- [Action item] Count the lines in the data below holding the string "street" and write the total by itself.
START Source material
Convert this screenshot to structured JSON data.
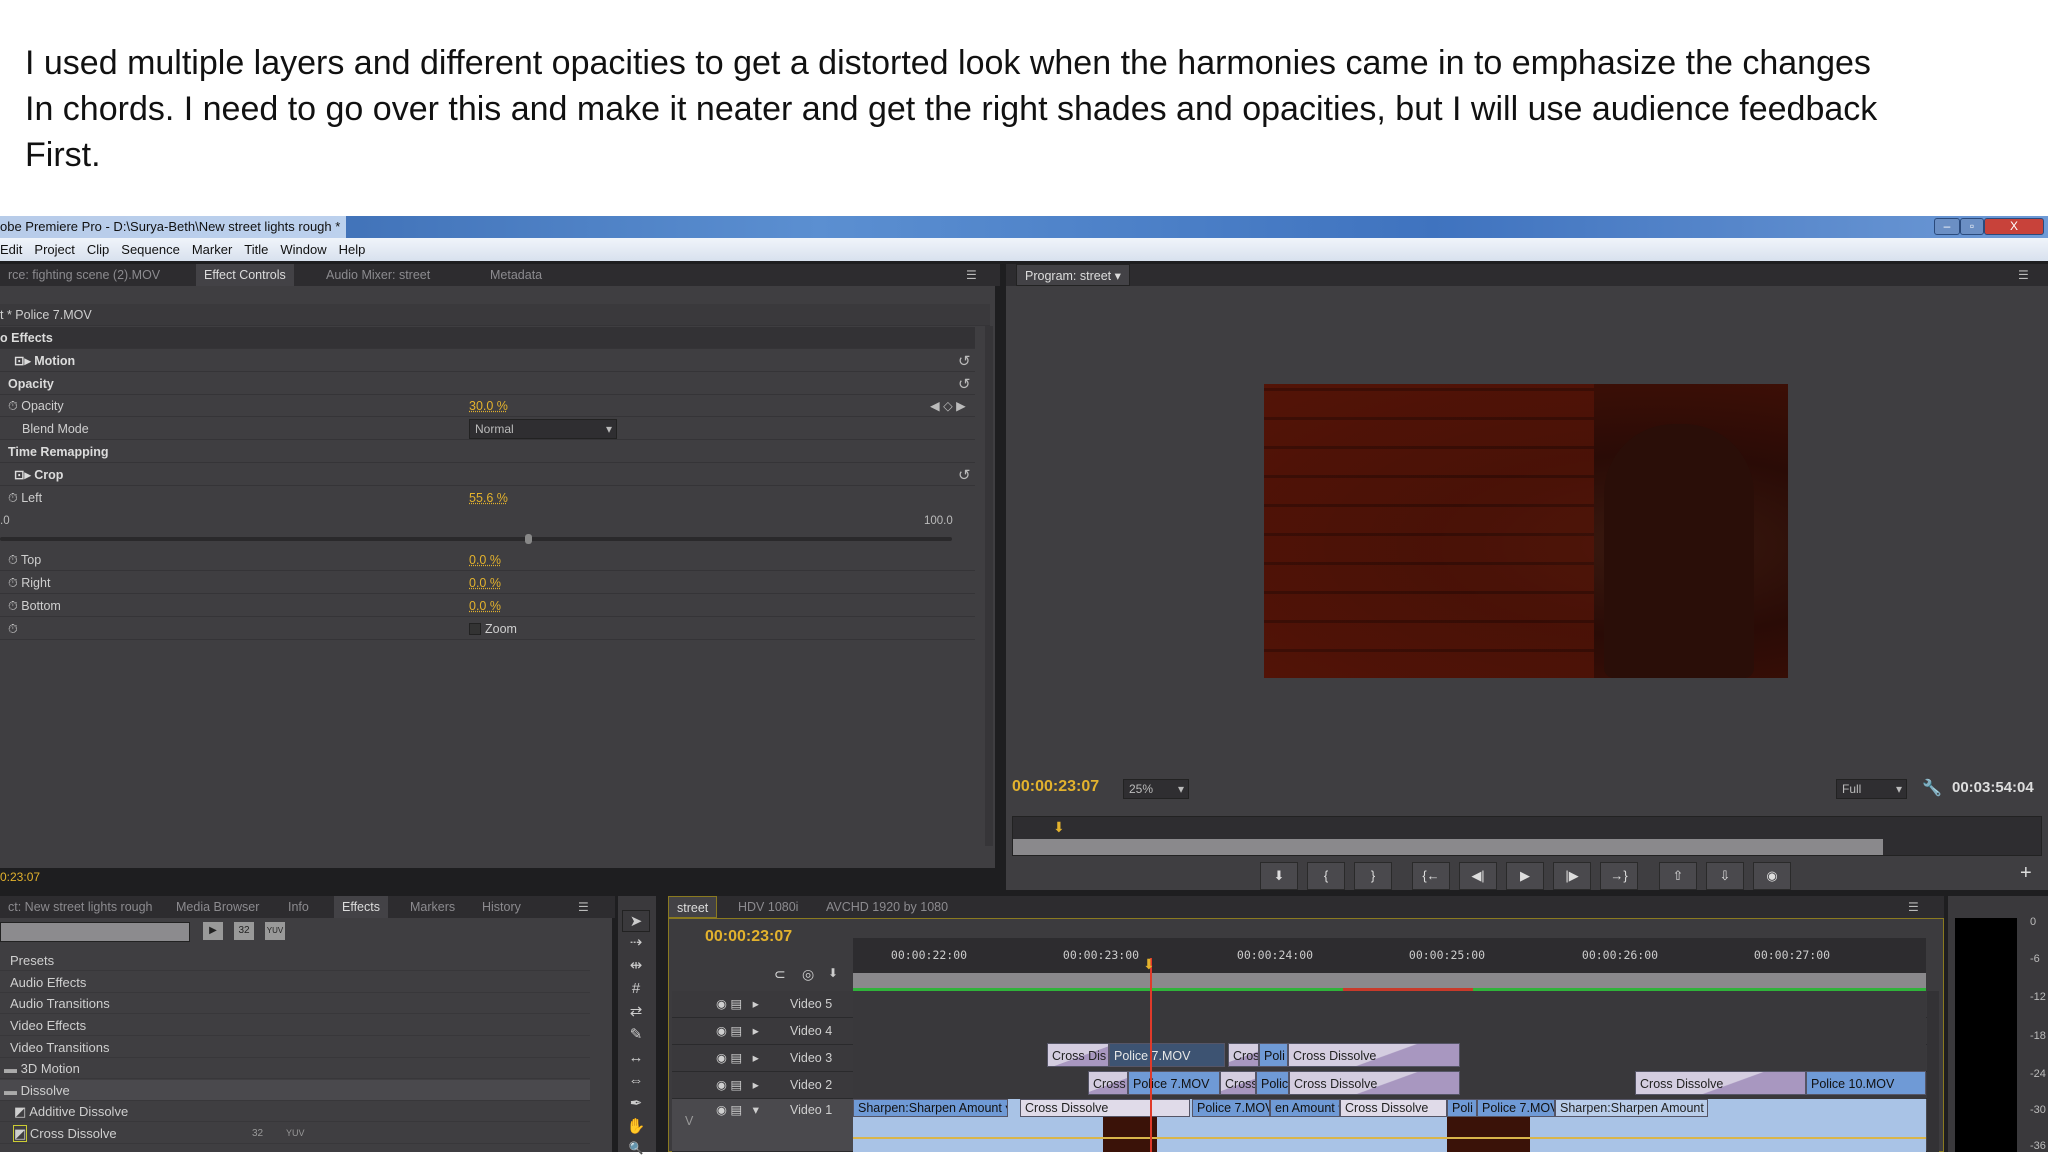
{
  "note": {
    "lines": [
      "I used multiple layers  and different opacities to get a distorted look when the harmonies came in to emphasize the  changes",
      "In chords. I need to go over this and make it neater and get the right shades and opacities, but I will use audience feedback",
      "First."
    ]
  },
  "window": {
    "title": "obe Premiere Pro - D:\\Surya-Beth\\New street lights rough *",
    "min": "–",
    "max": "▫",
    "close": "X"
  },
  "menu": [
    "Edit",
    "Project",
    "Clip",
    "Sequence",
    "Marker",
    "Title",
    "Window",
    "Help"
  ],
  "source_tabs": [
    "rce: fighting scene (2).MOV",
    "Effect Controls",
    "Audio Mixer: street",
    "Metadata"
  ],
  "effect_controls": {
    "clip": "t * Police 7.MOV",
    "section": "o Effects",
    "motion": "Motion",
    "opacity_group": "Opacity",
    "opacity_label": "Opacity",
    "opacity_value": "30.0 %",
    "blend_label": "Blend Mode",
    "blend_value": "Normal",
    "time_remap": "Time Remapping",
    "crop": "Crop",
    "left_label": "Left",
    "left_value": "55.6 %",
    "slider_min": ".0",
    "slider_max": "100.0",
    "slider_value": 55.6,
    "top_label": "Top",
    "top_value": "0.0 %",
    "right_label": "Right",
    "right_value": "0.0 %",
    "bottom_label": "Bottom",
    "bottom_value": "0.0 %",
    "zoom_label": "Zoom",
    "zoom_checked": false,
    "timecode": "0:23:07"
  },
  "program": {
    "tab": "Program: street",
    "timecode": "00:00:23:07",
    "zoom": "25%",
    "quality": "Full",
    "duration": "00:03:54:04",
    "buttons": [
      "marker",
      "mark-in",
      "mark-out",
      "go-to-in",
      "step-back",
      "play",
      "step-forward",
      "go-to-out",
      "lift",
      "extract",
      "export-frame"
    ],
    "button_glyphs": [
      "⬇",
      "{",
      "}",
      "{←",
      "◀|",
      "▶",
      "|▶",
      "→}",
      "⇧",
      "⇩",
      "◉"
    ],
    "add": "+"
  },
  "project_tabs": [
    "ct: New street lights rough",
    "Media Browser",
    "Info",
    "Effects",
    "Markers",
    "History"
  ],
  "effects_icons": [
    "▶",
    "32",
    "YUV"
  ],
  "effects_tree": [
    {
      "label": "Presets"
    },
    {
      "label": "Audio Effects"
    },
    {
      "label": "Audio Transitions"
    },
    {
      "label": "Video Effects"
    },
    {
      "label": "Video Transitions"
    },
    {
      "label": "3D Motion"
    },
    {
      "label": "Dissolve"
    },
    {
      "label": "Additive Dissolve"
    },
    {
      "label": "Cross Dissolve",
      "badges": [
        "32",
        "YUV"
      ]
    }
  ],
  "tools": [
    "selection",
    "track-select",
    "ripple-edit",
    "rolling-edit",
    "rate-stretch",
    "razor",
    "slip",
    "slide",
    "pen",
    "hand",
    "zoom"
  ],
  "tool_glyphs": [
    "➤",
    "⇢",
    "⇹",
    "#",
    "⇄",
    "✎",
    "↔",
    "⇔",
    "✒",
    "✋",
    "🔍"
  ],
  "timeline": {
    "tabs": [
      "street",
      "HDV 1080i",
      "AVCHD 1920 by 1080"
    ],
    "timecode": "00:00:23:07",
    "ruler": [
      "00:00:22:00",
      "00:00:23:00",
      "00:00:24:00",
      "00:00:25:00",
      "00:00:26:00",
      "00:00:27:00"
    ],
    "tracks": [
      "Video 5",
      "Video 4",
      "Video 3",
      "Video 2",
      "Video 1"
    ],
    "target": "V",
    "video3": [
      "Cross Dis",
      "Police 7.MOV",
      "Cross",
      "Poli",
      "Cross Dissolve"
    ],
    "video2": [
      "Cross",
      "Police 7.MOV",
      "Cross",
      "Polic",
      "Cross Dissolve",
      "Cross Dissolve",
      "Police 10.MOV"
    ],
    "video1": [
      "Sharpen:Sharpen Amount ▾",
      "Cross Dissolve",
      "Police 7.MOV",
      "en Amount ▾",
      "Cross Dissolve",
      "Poli",
      "Police 7.MOV",
      "Sharpen:Sharpen Amount ▾"
    ]
  },
  "meter": [
    "0",
    "-6",
    "-12",
    "-18",
    "-24",
    "-30",
    "-36"
  ]
}
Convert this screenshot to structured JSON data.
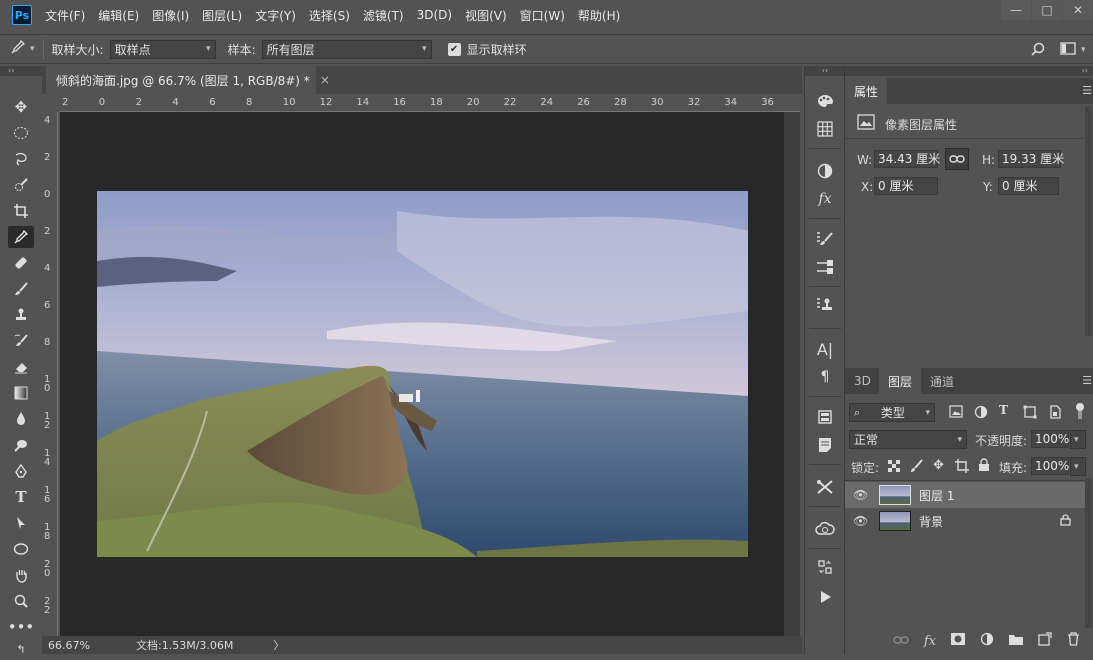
{
  "app": {
    "logo": "Ps"
  },
  "menu": [
    "文件(F)",
    "编辑(E)",
    "图像(I)",
    "图层(L)",
    "文字(Y)",
    "选择(S)",
    "滤镜(T)",
    "3D(D)",
    "视图(V)",
    "窗口(W)",
    "帮助(H)"
  ],
  "window_controls": {
    "minimize": "—",
    "maximize": "□",
    "close": "✕"
  },
  "options": {
    "sample_size_label": "取样大小:",
    "sample_size_value": "取样点",
    "sample_label": "样本:",
    "sample_value": "所有图层",
    "show_ring_label": "显示取样环",
    "show_ring_checked": true
  },
  "document": {
    "tab_title": "倾斜的海面.jpg @ 66.7% (图层 1, RGB/8#) *",
    "tab_close": "×",
    "ruler_top": [
      "2",
      "0",
      "2",
      "4",
      "6",
      "8",
      "10",
      "12",
      "14",
      "16",
      "18",
      "20",
      "22",
      "24",
      "26",
      "28",
      "30",
      "32",
      "34",
      "36"
    ],
    "ruler_left": [
      "4",
      "2",
      "0",
      "2",
      "4",
      "6",
      "8",
      "1 0",
      "1 2",
      "1 4",
      "1 6",
      "1 8",
      "2 0",
      "2 2"
    ],
    "zoom": "66.67%",
    "doc_info": "文档:1.53M/3.06M",
    "status_arrow": "〉"
  },
  "properties": {
    "tab_label": "属性",
    "title": "像素图层属性",
    "w_label": "W:",
    "w_value": "34.43 厘米",
    "h_label": "H:",
    "h_value": "19.33 厘米",
    "x_label": "X:",
    "x_value": "0 厘米",
    "y_label": "Y:",
    "y_value": "0 厘米"
  },
  "layers_panel": {
    "tabs": [
      "3D",
      "图层",
      "通道"
    ],
    "active_tab": "图层",
    "filter_kind": "类型",
    "blend_mode": "正常",
    "opacity_label": "不透明度:",
    "opacity_value": "100%",
    "lock_label": "锁定:",
    "fill_label": "填充:",
    "fill_value": "100%",
    "layers": [
      {
        "name": "图层 1",
        "selected": true,
        "locked": false
      },
      {
        "name": "背景",
        "selected": false,
        "locked": true
      }
    ]
  },
  "colors": {
    "bg": "#535353",
    "canvas": "#282828",
    "accent": "#31a8ff"
  }
}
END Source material
- [Answer] 5